After a very short time the young seedlings will have used up all the nutrition that was stored in the seeds. Introduce supplemental nutrition gradually once cotyledon leaves appear and the roots are well established. Start off with a diluted solution of 1/4 strength of the recommendation for mature plants. Gradually increase over a two week period until full strength is reached.
Weak and unhealthy seedlings will quickly fall prey to disease fungus and predators. Over watering, or using water that is too hot or cold will make plants vulnerable. Always start off with fresh seeds and don't overcrowd seedling.
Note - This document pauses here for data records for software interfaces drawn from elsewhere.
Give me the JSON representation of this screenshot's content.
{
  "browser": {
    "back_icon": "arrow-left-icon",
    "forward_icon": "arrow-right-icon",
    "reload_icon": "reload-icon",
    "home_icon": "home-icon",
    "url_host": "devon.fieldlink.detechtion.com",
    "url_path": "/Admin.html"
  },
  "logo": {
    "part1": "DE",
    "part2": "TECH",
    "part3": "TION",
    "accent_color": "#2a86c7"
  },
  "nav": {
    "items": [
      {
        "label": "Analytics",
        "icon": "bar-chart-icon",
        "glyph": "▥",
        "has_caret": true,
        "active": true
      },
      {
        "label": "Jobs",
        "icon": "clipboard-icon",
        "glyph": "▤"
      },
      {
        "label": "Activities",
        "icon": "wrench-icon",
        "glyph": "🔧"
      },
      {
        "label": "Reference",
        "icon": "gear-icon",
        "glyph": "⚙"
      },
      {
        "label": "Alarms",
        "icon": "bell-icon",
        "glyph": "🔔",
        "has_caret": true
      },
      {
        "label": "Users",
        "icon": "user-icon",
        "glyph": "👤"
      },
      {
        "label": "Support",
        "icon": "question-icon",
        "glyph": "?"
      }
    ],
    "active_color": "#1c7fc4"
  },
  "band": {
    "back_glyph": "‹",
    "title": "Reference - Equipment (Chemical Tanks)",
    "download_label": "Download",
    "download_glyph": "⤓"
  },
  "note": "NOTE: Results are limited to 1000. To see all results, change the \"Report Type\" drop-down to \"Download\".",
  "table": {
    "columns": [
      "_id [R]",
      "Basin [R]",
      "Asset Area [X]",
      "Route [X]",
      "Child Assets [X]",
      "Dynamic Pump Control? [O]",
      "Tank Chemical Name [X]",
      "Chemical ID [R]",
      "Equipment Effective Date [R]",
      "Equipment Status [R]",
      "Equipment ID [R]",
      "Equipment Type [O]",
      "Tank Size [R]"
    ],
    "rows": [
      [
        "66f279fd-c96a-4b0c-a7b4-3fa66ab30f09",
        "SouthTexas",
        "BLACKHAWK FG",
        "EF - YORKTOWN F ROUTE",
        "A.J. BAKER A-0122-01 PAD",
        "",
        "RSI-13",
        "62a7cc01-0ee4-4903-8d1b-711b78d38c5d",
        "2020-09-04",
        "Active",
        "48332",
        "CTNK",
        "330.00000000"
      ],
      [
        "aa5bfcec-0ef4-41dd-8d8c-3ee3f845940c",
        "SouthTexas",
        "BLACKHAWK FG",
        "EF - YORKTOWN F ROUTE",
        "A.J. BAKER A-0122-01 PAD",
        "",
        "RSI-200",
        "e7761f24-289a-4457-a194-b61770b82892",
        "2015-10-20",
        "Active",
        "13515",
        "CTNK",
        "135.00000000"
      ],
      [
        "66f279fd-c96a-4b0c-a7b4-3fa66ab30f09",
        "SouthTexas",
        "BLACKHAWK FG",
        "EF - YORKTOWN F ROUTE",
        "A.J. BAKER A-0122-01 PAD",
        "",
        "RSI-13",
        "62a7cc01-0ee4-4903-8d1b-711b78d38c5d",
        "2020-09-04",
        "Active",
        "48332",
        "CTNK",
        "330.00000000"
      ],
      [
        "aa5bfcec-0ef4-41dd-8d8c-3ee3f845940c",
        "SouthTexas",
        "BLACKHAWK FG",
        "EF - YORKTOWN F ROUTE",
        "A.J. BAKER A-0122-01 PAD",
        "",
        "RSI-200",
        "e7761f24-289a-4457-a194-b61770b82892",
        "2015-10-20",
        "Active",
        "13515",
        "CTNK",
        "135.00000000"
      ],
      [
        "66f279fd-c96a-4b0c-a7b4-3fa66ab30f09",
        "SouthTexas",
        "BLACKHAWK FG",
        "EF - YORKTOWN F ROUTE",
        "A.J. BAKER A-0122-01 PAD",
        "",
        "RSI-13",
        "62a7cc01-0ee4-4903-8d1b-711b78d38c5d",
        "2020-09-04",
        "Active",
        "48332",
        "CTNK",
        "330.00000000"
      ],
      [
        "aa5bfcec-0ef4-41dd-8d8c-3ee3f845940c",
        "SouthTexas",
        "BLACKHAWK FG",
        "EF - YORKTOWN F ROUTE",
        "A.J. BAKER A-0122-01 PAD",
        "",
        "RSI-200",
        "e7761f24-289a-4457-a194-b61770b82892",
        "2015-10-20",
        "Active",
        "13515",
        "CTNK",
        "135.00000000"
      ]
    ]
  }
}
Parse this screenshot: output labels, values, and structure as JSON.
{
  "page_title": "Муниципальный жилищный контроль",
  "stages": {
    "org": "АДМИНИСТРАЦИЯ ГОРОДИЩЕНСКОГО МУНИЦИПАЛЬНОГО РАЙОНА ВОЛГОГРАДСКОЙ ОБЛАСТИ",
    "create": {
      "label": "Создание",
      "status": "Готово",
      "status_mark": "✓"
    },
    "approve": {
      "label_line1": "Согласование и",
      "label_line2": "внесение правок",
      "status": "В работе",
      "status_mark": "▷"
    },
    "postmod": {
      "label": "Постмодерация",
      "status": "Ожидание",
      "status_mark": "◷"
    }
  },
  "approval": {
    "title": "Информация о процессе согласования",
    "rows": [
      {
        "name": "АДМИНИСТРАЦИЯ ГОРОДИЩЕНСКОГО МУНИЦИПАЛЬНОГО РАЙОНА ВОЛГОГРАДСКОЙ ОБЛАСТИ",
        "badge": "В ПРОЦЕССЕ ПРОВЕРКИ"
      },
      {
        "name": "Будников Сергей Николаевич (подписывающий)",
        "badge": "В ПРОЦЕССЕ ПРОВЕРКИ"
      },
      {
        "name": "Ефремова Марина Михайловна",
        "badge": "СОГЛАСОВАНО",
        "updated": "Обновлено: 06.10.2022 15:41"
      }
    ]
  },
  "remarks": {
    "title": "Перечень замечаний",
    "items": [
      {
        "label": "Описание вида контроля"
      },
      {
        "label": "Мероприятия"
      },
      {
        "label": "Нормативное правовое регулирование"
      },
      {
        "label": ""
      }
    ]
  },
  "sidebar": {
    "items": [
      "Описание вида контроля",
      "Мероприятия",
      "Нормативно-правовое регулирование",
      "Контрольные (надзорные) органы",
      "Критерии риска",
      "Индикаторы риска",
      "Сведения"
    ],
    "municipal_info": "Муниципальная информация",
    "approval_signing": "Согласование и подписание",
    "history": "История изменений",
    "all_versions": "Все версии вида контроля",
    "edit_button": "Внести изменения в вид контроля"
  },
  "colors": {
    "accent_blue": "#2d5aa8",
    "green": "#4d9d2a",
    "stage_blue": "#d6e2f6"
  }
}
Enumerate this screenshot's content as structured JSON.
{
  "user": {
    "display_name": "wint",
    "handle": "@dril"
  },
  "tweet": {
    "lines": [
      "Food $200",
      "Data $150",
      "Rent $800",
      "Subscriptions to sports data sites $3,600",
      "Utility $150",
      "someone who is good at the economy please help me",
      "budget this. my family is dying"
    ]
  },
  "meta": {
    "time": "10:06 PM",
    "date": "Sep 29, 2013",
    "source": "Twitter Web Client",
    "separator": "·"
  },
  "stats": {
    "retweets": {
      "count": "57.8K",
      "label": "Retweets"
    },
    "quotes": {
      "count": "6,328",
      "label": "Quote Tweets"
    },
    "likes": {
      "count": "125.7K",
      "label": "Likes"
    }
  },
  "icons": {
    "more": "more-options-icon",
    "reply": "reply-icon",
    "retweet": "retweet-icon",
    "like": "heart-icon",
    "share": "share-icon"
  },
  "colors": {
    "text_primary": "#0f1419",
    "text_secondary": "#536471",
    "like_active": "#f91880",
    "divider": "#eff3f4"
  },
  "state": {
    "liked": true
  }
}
Using sterile growing media and trays and maintaining a sanitary growing environment will also help.
If humidity is too high stems may turn brown and become mushy. This may indicate a fungus called damping-off is present. Remove the humidity dome and use a fungicide specifically for seedlings. If leaves start to turn yellow plants may require a little more nutrient. Slowly increase the strength taking care not to over fertilize. Keep a careful eye on the seedlings for any signs of over fertilization. Leaves curling under or the tips burning will indicate that your nutrient is too strong; cut back. Quarantine new plants for at least one week to ensure they are not contaminated with bugs or disease.
Young seedlings should be inspected daily for any signs of trouble or distress. If caught quickly enough most problems can be rectified. The tops and underside of leaves and stems should be checked for irregularities. Pesticides may be used when necessary but should be used sparingly.
Given all the necessary elements, seeds will grow and mature into strong, healthy plants capable of producing flowers and fruit.